When it comes to choosing the length of blade that you require, there is a golden ratio that helps; typically, a quality chainsaw will be able to slice through up to twice the diameter of its length, and you should always pick up a blade 2″ longer than you are looking to cut through. Ergo, if you are looking to trim a tree with a bark of 18″, you’ll need at least 20″ on the blade of your tool of choice – and just FYI, this is typically the very upper end of the electric chainsaw spectrum. Of course, you’ll have to bear in mind that the longer the length of the blade the heavier and more difficult to handle the tool will become, especially when fatigue starts to kick in. We can’t stress this enough; if you are an inexperienced chainsaw user, aim for a smaller blade to retain safety and minimize the risk of vibrations within your hands (sometimes referred to as kickback).
Kickback is a result of the blade of your power tool pinching the wood that you are cutting, and thus forcing itself back toward you. As you can probably imagine, the longer the blade is the faster it will reach you, which is why it is highly advisable to start small if you are an inexperienced operator. Happily, many territories will offer safety lessons on guides on how to handle your chainsaw safely and appropriately, so there is no need to be afraid of undertaking this work yourself – just take the appropriate precautions, and ensure that you are fully aware of how best to use the powerful item that you are holding. Likewise, it may pay to investigate the possibility of some kind of anti-vibration feature on any model that catches your eye.
Only you are aware of the limits of your strength and endurance, however, and as such, only you can make a judgement call based on the weight of the model that you choose. Also consider the ergonomics of any model that you choose, though. Chainsaws are almost exclusively designed for right-handed use, so if your dominant hand is to the left, you may need to spend a significant period of time practising the logistics of using the device – with the power off, naturally!
The engine size available on a typical chainsaw can vary, and which potency you select should depend on what you intend to use it for. Pruning bushes and branches, for example, should not require anything more powerful than 30cc on a gas model, although a small electric chainsaw will fulfill these tasks. Should you be looking to cut logs for firewood or take down a small tree, however, you should be looking at a gas chainsaw with an engine size closer to 40cc, or a large electric chainsaw. For bucking large logs or felling a tree above moderate size, you will have to use a gas model with an engine size of 50cc. Remember that, due to their lack of emissions, electric chainsaws can also be used indoors if necessary.

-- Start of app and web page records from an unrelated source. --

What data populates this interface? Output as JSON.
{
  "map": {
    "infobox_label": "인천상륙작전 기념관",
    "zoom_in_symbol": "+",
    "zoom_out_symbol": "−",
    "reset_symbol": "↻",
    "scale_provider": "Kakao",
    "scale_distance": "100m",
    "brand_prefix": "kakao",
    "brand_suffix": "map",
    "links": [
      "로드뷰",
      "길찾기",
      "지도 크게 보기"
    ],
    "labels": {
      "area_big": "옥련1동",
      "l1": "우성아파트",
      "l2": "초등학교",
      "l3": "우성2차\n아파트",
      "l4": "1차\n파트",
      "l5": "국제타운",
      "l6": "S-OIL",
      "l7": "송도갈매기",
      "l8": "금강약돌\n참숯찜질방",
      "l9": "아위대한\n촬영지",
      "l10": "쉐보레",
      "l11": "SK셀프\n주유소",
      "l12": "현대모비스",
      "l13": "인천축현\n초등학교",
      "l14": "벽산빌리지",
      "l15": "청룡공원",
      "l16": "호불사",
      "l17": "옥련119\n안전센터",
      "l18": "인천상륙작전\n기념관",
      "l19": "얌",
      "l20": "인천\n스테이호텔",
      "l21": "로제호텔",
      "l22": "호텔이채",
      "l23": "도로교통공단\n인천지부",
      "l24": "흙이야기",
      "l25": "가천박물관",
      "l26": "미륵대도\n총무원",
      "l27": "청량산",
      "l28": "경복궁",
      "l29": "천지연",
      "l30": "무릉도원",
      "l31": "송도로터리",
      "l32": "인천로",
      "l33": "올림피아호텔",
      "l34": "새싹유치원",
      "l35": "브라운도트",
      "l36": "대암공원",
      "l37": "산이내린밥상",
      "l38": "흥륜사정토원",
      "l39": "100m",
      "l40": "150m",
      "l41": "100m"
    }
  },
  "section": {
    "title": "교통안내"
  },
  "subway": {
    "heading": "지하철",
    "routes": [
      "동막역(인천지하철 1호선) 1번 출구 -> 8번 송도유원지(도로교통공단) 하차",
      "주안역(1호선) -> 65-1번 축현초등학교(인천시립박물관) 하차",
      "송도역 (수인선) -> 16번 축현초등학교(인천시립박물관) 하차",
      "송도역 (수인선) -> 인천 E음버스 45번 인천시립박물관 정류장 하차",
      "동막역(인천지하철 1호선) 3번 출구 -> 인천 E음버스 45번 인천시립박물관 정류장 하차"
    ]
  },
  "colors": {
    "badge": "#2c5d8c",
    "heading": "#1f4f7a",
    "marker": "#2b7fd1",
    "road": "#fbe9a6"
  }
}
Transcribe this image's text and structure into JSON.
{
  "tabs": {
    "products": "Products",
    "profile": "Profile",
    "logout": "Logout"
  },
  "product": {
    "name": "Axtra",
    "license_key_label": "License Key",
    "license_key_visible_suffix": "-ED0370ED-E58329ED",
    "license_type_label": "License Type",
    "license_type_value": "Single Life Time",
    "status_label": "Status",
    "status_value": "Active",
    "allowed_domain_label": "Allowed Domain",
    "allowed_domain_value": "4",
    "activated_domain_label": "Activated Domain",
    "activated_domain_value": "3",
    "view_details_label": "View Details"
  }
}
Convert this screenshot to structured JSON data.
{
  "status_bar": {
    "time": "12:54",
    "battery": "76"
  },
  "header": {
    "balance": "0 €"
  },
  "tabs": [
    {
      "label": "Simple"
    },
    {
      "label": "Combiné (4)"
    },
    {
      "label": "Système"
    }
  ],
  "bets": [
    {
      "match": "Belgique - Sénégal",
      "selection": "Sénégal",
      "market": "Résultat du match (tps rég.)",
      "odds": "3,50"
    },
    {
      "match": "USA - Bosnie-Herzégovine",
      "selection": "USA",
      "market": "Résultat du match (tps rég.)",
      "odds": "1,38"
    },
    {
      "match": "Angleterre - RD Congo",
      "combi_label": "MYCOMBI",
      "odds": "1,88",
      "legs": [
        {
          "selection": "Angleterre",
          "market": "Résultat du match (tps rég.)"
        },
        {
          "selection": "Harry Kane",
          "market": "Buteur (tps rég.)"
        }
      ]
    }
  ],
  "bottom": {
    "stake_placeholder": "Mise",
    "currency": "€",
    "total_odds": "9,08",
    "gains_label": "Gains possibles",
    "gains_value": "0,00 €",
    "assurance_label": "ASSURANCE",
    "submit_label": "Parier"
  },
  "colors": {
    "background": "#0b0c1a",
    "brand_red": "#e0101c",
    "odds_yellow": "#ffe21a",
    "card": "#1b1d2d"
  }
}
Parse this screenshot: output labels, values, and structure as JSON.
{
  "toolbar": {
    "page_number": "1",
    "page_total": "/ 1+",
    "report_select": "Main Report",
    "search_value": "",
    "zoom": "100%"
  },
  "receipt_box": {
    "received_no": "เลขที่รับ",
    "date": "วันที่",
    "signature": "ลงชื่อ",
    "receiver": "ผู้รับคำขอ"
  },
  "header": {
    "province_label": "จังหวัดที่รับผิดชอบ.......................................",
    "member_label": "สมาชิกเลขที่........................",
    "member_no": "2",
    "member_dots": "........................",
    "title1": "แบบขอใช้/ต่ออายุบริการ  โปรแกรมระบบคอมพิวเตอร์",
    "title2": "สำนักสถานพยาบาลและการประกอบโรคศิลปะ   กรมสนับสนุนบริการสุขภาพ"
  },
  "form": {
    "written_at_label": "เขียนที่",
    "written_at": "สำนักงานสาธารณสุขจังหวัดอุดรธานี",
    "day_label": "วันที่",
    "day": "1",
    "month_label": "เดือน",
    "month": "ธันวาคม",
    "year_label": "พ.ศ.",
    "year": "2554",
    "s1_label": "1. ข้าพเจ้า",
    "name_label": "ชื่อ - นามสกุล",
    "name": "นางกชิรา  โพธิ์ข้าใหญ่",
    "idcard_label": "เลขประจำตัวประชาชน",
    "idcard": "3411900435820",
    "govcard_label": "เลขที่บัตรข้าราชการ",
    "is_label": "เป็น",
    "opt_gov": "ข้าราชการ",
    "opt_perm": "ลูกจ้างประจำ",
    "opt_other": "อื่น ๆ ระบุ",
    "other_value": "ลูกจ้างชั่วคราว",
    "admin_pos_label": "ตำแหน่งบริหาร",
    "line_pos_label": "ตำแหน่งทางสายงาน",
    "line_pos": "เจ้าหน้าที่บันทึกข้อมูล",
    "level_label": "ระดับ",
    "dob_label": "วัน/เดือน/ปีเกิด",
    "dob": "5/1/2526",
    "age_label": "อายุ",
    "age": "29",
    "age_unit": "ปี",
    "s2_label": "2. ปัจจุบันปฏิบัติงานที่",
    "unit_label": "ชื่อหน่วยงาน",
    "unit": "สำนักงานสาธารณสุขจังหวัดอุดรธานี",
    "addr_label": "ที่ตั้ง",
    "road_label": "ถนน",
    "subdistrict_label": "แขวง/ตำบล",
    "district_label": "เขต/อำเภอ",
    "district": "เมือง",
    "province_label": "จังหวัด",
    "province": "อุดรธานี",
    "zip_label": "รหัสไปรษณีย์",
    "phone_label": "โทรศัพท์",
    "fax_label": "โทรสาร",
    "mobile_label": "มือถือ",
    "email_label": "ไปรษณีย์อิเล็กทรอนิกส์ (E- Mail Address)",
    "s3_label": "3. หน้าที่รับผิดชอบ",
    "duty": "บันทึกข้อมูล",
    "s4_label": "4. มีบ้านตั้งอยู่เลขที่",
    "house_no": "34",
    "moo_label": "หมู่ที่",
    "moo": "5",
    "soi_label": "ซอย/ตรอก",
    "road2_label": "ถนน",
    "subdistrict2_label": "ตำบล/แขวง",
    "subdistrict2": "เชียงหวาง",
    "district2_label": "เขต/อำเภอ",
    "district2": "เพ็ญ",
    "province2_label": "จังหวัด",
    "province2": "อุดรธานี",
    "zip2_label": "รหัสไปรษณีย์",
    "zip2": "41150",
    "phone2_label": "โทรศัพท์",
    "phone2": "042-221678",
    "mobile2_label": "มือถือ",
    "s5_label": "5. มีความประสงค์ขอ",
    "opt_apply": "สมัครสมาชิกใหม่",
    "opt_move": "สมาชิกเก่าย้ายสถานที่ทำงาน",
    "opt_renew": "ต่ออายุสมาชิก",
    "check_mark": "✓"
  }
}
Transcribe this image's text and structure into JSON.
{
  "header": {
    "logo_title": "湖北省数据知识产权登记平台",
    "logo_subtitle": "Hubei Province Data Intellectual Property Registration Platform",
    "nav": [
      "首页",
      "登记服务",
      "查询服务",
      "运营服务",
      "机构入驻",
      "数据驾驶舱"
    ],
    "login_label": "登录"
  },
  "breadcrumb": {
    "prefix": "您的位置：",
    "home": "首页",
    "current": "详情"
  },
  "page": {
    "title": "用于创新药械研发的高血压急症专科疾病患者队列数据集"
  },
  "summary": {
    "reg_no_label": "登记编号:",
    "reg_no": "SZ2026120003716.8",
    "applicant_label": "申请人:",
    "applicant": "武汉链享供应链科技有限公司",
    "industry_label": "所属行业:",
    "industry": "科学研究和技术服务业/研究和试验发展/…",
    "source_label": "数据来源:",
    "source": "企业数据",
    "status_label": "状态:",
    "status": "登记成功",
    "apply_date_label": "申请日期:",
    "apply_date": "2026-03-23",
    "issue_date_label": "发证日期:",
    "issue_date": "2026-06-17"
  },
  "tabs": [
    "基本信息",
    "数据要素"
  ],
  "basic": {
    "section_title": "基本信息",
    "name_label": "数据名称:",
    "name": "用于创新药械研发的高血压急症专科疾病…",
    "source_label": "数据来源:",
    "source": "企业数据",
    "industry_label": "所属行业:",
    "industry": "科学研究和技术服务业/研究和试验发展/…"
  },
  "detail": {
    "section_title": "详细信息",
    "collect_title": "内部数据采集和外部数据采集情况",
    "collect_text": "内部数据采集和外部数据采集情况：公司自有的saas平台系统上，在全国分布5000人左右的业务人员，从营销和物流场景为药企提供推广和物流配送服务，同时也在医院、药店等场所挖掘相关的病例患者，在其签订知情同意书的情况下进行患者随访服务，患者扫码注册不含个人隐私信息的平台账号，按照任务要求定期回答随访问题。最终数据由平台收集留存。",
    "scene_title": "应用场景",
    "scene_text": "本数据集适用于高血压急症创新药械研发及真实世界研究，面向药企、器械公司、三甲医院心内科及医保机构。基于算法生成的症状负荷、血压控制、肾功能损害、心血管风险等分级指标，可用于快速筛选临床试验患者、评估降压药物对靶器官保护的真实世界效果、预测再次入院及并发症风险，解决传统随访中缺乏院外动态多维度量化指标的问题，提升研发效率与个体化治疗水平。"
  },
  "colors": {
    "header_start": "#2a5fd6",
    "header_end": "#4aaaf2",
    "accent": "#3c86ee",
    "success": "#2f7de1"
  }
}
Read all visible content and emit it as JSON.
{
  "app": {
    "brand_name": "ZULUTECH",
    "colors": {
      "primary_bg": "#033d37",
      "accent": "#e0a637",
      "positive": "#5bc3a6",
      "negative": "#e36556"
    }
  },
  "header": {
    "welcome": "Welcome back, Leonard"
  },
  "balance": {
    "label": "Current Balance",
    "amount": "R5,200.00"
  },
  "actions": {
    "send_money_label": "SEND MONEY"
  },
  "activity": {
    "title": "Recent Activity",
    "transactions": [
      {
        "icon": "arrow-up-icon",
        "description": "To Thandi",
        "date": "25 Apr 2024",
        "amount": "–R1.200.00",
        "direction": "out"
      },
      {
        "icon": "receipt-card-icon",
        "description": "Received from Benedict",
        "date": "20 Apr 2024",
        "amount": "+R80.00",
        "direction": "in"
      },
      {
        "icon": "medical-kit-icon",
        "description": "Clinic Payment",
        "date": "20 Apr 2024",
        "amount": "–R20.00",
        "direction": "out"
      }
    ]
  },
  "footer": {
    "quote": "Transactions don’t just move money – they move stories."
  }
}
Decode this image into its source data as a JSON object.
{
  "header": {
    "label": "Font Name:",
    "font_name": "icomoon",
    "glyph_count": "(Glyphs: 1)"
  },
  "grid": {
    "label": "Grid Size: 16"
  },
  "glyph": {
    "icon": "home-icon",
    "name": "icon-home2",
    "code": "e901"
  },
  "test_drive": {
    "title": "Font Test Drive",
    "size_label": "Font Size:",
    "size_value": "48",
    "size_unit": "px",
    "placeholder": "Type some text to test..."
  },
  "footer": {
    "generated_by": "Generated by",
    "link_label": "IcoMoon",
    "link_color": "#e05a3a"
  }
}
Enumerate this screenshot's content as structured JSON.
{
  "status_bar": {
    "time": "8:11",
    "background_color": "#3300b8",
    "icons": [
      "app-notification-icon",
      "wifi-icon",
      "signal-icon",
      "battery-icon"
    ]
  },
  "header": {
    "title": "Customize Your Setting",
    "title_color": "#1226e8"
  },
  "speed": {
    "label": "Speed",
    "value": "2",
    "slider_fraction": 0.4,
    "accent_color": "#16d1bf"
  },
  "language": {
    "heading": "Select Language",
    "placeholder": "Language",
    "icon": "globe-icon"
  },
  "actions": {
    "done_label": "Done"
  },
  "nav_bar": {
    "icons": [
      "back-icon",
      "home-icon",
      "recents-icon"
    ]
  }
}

These are the basic fundamentals of what you should be looking for, but that remains a lot of information for anybody to take in – especially if this is your first purchase of a chainsaw. With that in mind, we have taken the liberty of recommending eight particular models that we consider to be among the best chainsaws on the market, profiles of which can be found above. Pick your preference as to a power source, and prepare yourself for a whole new world of motorized blade trimming. Just be sure to take all the usual precautions while using a chainsaw such as ensuring the tree you are felling has space and that you and your team are wearing the appropriate high vis workwear and safety boots.
If you have any questions then comment below and one of our resident chainsaw experts will answer all your questions.